▶ WHAT YOU SHOULD DO
Show all the lines in the data below that include the word "Soba".

(Data records for software interfaces)

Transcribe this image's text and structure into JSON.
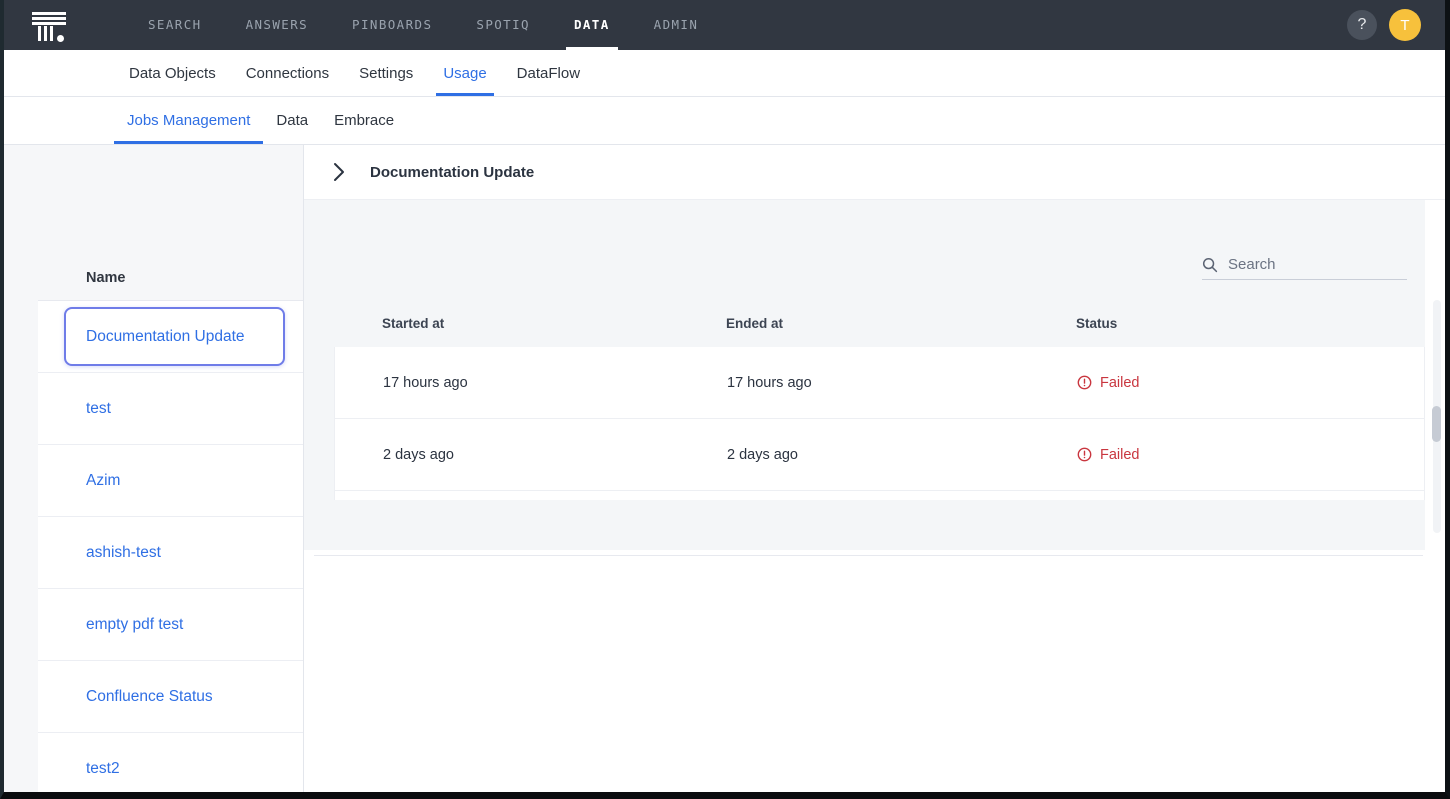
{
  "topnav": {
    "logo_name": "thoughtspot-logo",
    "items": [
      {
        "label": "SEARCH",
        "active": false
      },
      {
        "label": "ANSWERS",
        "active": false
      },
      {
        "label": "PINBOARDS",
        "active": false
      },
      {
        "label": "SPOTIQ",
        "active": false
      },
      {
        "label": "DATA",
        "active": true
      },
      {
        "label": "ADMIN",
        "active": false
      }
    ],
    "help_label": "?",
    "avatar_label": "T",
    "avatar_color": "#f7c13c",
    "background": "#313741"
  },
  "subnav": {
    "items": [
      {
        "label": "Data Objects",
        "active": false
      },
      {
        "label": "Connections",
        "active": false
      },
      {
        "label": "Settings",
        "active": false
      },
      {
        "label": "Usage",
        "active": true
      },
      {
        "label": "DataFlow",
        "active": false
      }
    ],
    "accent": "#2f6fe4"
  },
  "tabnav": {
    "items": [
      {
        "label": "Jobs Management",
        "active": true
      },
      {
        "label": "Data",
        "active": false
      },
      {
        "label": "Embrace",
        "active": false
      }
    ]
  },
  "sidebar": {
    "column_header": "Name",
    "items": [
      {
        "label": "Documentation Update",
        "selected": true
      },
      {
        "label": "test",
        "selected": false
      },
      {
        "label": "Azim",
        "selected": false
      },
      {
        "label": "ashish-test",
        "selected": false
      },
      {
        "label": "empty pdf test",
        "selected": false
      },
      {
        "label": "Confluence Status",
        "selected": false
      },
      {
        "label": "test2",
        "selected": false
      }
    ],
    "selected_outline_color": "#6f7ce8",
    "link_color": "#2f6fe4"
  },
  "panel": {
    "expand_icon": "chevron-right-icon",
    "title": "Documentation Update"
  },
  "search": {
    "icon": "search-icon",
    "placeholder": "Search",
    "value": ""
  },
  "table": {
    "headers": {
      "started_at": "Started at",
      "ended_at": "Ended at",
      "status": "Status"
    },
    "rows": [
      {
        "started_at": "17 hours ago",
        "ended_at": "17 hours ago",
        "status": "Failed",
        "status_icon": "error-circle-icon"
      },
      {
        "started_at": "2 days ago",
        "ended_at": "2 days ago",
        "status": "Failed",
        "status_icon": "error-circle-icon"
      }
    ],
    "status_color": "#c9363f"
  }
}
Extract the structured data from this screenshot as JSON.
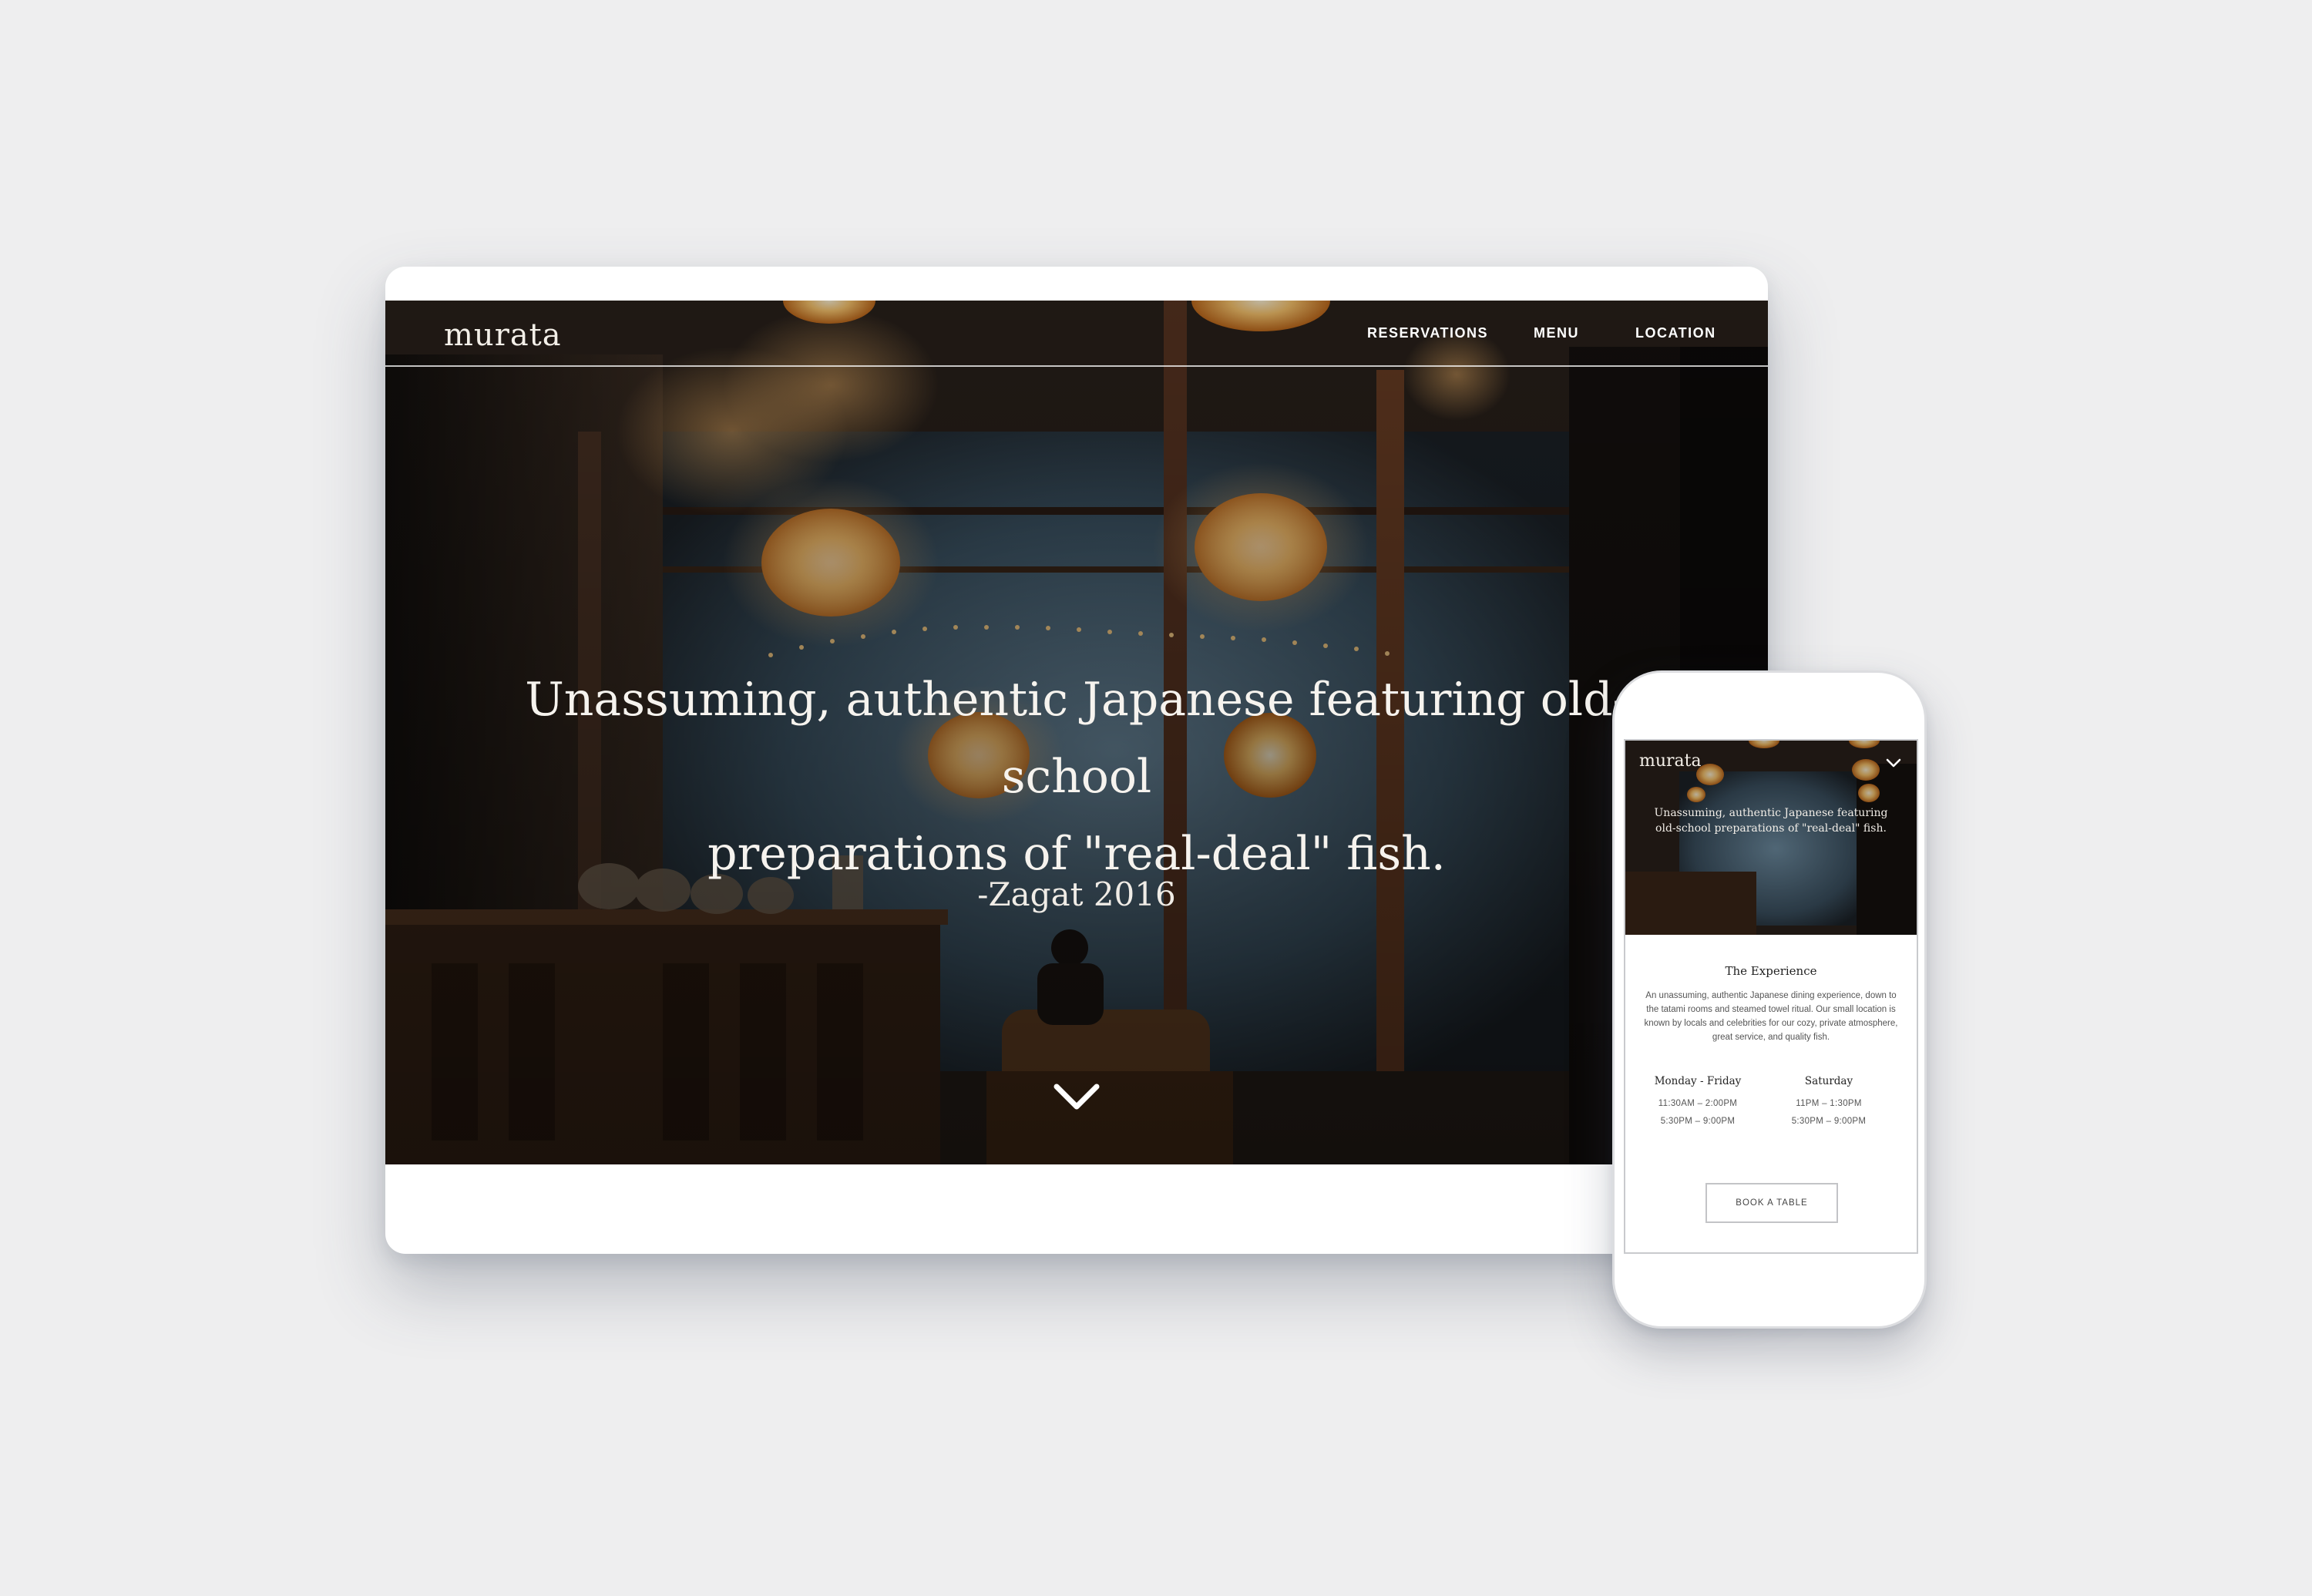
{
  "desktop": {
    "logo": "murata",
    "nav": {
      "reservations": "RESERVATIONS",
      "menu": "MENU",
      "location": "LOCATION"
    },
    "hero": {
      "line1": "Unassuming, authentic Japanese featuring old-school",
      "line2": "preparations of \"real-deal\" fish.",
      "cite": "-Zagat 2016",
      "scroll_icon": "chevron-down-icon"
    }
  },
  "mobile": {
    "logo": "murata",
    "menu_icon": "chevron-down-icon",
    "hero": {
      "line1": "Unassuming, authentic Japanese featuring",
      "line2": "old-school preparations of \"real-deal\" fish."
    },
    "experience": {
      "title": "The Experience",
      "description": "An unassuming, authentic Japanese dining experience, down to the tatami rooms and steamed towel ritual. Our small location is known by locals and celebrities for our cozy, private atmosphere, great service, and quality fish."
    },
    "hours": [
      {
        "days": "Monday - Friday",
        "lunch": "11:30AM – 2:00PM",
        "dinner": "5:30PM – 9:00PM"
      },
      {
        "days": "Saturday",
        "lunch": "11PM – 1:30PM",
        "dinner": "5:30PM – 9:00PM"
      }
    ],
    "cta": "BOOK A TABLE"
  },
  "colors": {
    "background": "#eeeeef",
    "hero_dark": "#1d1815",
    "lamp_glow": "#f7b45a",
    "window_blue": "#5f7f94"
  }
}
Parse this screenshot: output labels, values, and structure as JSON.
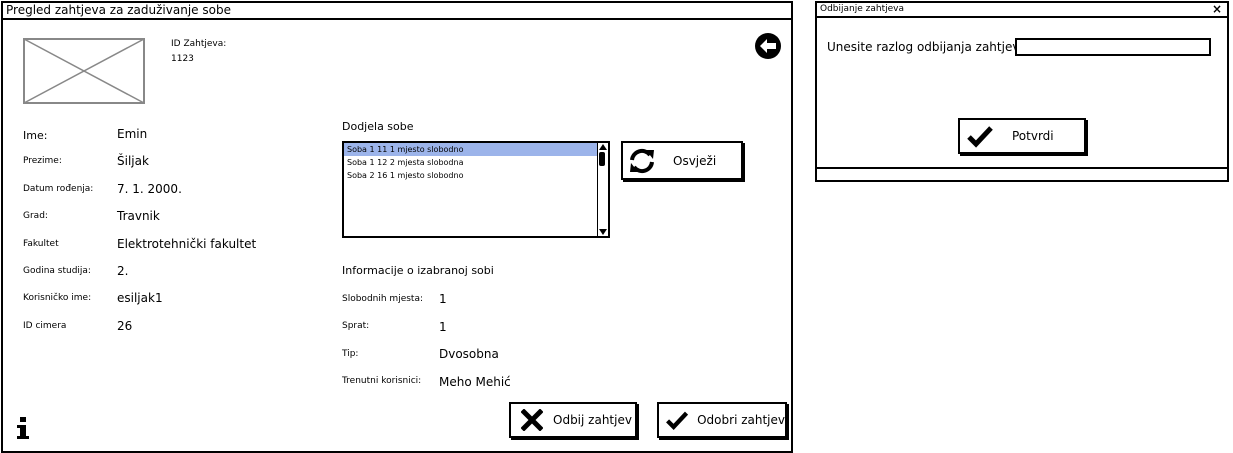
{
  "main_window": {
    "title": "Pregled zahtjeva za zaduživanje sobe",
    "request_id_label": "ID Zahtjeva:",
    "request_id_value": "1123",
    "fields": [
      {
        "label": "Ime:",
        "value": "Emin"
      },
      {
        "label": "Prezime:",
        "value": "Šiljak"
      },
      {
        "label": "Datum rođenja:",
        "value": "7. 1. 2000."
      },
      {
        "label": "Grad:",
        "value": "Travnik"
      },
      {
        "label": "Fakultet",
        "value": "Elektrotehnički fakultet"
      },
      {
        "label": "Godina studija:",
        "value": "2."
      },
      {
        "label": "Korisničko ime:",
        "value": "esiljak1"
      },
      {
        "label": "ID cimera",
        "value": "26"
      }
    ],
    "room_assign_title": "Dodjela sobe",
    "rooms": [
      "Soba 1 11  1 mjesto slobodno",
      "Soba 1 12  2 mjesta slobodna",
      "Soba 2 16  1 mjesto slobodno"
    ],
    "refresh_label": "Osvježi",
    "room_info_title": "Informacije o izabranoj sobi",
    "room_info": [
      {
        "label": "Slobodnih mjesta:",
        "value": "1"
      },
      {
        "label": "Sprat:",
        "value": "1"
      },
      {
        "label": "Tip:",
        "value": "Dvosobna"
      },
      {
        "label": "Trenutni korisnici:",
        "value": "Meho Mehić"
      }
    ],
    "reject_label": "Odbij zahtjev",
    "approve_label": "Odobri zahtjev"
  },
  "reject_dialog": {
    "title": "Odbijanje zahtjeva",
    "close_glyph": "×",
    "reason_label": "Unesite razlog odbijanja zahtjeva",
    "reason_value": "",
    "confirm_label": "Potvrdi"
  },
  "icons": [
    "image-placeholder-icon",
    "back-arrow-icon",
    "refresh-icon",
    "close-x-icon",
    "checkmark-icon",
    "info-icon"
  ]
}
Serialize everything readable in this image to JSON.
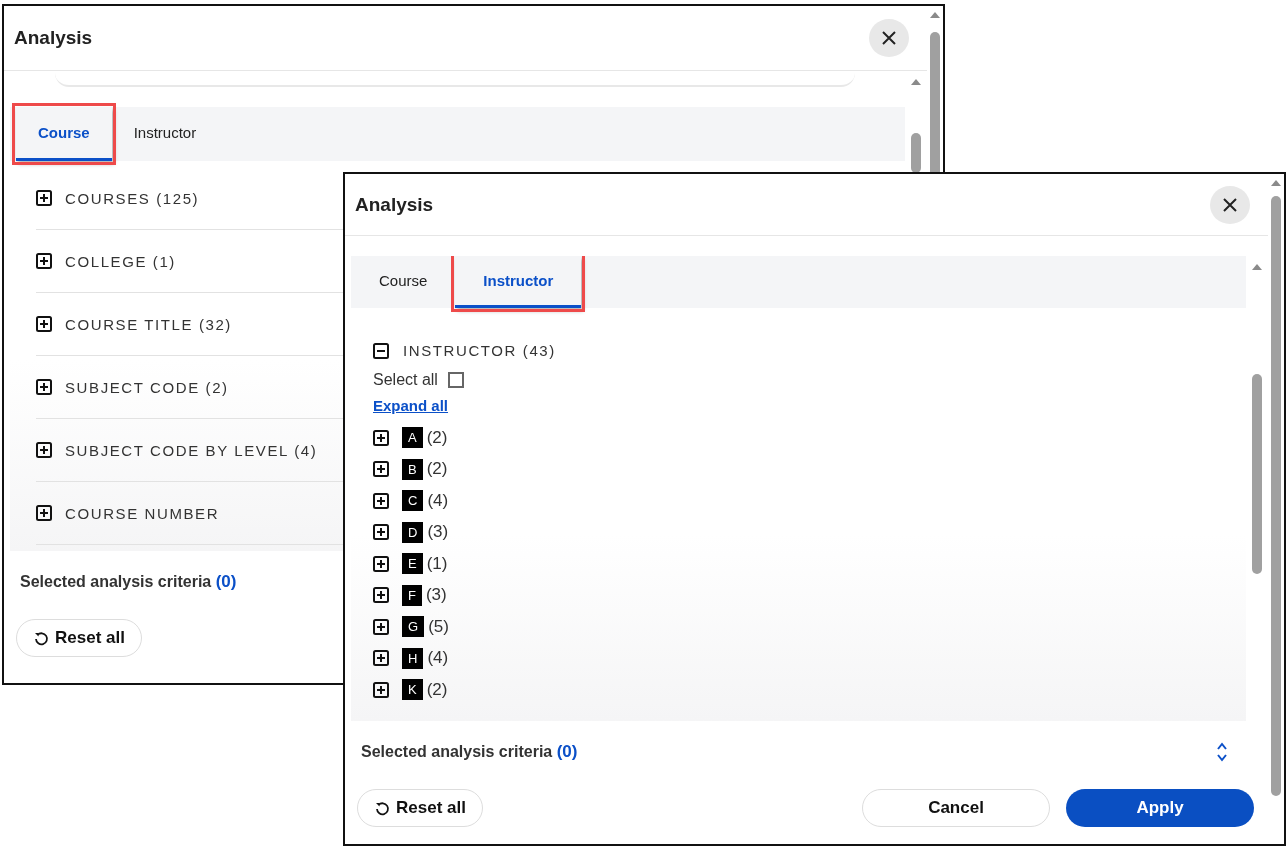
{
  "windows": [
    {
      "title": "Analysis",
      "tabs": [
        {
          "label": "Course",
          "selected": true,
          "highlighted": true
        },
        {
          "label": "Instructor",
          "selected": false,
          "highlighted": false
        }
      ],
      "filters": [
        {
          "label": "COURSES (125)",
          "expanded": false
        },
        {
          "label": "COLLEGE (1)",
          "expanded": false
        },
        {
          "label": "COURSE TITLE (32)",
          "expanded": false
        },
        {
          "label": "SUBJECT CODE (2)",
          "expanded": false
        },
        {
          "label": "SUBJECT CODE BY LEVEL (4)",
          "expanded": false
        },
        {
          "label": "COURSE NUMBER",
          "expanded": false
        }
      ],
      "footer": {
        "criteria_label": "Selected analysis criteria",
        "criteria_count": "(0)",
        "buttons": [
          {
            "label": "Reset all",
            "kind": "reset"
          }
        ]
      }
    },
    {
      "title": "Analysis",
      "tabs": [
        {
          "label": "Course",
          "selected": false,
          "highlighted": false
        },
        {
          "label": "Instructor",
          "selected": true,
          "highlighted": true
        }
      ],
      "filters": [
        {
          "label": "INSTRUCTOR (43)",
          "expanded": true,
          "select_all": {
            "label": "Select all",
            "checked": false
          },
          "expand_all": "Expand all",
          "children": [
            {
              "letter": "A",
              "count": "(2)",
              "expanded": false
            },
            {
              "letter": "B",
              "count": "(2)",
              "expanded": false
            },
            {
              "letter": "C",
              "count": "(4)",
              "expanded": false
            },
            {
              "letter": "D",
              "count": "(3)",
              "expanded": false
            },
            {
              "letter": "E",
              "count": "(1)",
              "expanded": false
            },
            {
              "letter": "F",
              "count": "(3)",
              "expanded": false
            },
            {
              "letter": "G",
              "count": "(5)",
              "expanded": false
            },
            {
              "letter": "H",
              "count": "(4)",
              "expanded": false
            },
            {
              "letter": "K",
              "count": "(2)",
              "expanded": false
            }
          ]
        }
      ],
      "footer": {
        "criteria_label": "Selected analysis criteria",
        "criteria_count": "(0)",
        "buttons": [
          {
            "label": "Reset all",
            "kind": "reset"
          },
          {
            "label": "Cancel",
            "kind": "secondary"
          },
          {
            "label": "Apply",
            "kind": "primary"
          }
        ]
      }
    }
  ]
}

▶ RESPONSE TO THE EXERCISE
      "Soba 1 11  1 mjesto slobodno",
      "Soba 1 12  2 mjesta slobodna",
      "Soba 2 16  1 mjesto slobodno"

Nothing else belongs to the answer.